Nashville Lifestyles (NL): Bob Dylan has been an inspiration to you for your entire 50+ year career. What is it about his creative, non-traditional writing style that you’ve found so inspiring?
Charlie Daniels (CD): Before The Beatles, before any of the people we look at as being innovators, Bob comes along and starts writing stuff like nobody’s ever heard. He experienced a great freedom when he wrote. If a song’s not three and a half minutes long like everybody wants, that’s okay. If the words don’t make sense to nobody but me, that’s okay. When I got ready to do creative things, I wanted that freedom. It was [an] influence, not to try to be like him—I could never emulate him—but to try to be as freethinking as he was.
NL: You’ve had quite an incredible career as both a musician and singer-songwriter. How did you get the opportunity to play guitar on Dylan’s albums Nashville Skyline, Self Portrait, and New Morning in 1969 and 1970?
CD: When he came to town to do Nashville Skyline, my friend Bob Johnston was producing him, and I asked him to put me on a session. It just so happened that the guitar player they were going to use could not make [it]. I played the first session, and Dylan liked what I did and wanted me to stay around and do the rest of it. It was just a right place, right time, right kind of pickin’.
NL: What kind of feeling did that give you to work with him?
CD: It gave me a lot of confidence. I mean, I was pretty young at the time. Nashville is a tough town for musicians, and I wasn’t making a lot of headway. Bob Dylan was always nice enough to put the pickers’ names on the back of his albums. It really meant something then, because … everything [people] could find out about Bob Dylan, they did, including the musicians who played on his albums. It gave me some notoriety that had been hard to come by.
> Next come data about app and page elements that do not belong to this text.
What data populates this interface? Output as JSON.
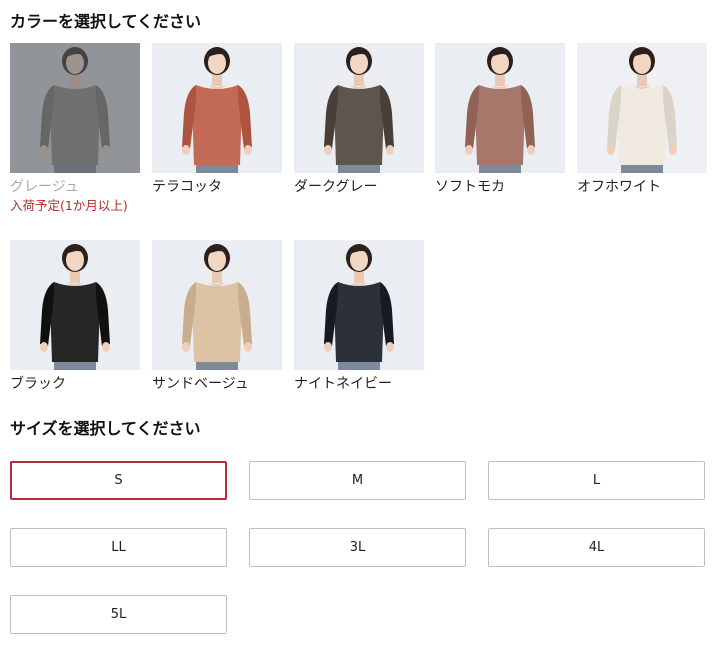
{
  "color_section": {
    "title": "カラーを選択してください",
    "swatches": [
      {
        "name": "グレージュ",
        "shirt_color": "#8c8580",
        "bg": "#d5d6d8",
        "note": "入荷予定(1か月以上)",
        "disabled": true
      },
      {
        "name": "テラコッタ",
        "shirt_color": "#c36a57",
        "bg": "#eaedf1"
      },
      {
        "name": "ダークグレー",
        "shirt_color": "#5e564d",
        "bg": "#eaedf1"
      },
      {
        "name": "ソフトモカ",
        "shirt_color": "#a6776a",
        "bg": "#eaedf1"
      },
      {
        "name": "オフホワイト",
        "shirt_color": "#efe9df",
        "bg": "#eef0f3"
      },
      {
        "name": "ブラック",
        "shirt_color": "#262626",
        "bg": "#eaedf1"
      },
      {
        "name": "サンドベージュ",
        "shirt_color": "#ddc3a4",
        "bg": "#eaedf1"
      },
      {
        "name": "ナイトネイビー",
        "shirt_color": "#2c3038",
        "bg": "#eaedf1"
      }
    ]
  },
  "size_section": {
    "title": "サイズを選択してください",
    "sizes": [
      "S",
      "M",
      "L",
      "LL",
      "3L",
      "4L",
      "5L"
    ],
    "selected": "S"
  },
  "colors": {
    "accent": "#b52b3b",
    "stock_note": "#b52b2b",
    "border": "#bfbfbf"
  }
}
NL: Why did you decide to create Off the Grid, and what is its significance to you?
CD: It’s just an idea whose time had come. The reason this album is called Off the Grid is because it’s acoustic — we’re an electric band. We did a song for a TV show called Hell on Wheels a while back that takes place in the 1800s, so we had to use acoustic instruments, not electric. We liked the result; it was just a whole new sound for CDB. My manager said, “Why don’t you do an album like that?” I think it’s always been in the back of my mind to do some Dylan stuff since I’ve admired him so much.
NL: Is this the first time you’ve recorded your own versions of some Dylan classics?
CD: I did a couple – “Maggie’s Farm” on a duet album with Earl Scruggs and “Like a Rolling Stone” with Darius Rucker. But I’ve never done a whole bunch of them at one time.
NL: How did you go about choosing which songs you wanted to cover?
CD: Some songs we had to pass on because I didn’t feel like it was something we could put our individual mark on, that we could say, “This is CDB doing a Bob Dylan tune and that’s where the similarities stop.” I wanted it to be totally different — the arrangements, the tempos, the beats. If I was unable to achieve that, we didn’t do the song. The great thing about Dylan is there’s no end to the catalog; you’ve got plenty of songs to choose from.
NL: What do you hope fans get out of your Southern-rock tribute to Dylan?
CD: Entertainment. That’s what I’m here for. I’m not trying to do any big social statement or anything with this album. To me, it’s just a good album that I want people to enjoy listening to and be entertained by. It’s just like, “Here’s CDB doing Bob Dylan. Y'all enjoy it.”
“Off the Grid – Doin’ it Dylan” will be released by Blue Hat Records on April 1.
Visit charliedaniels.com for more information or to purchase the album.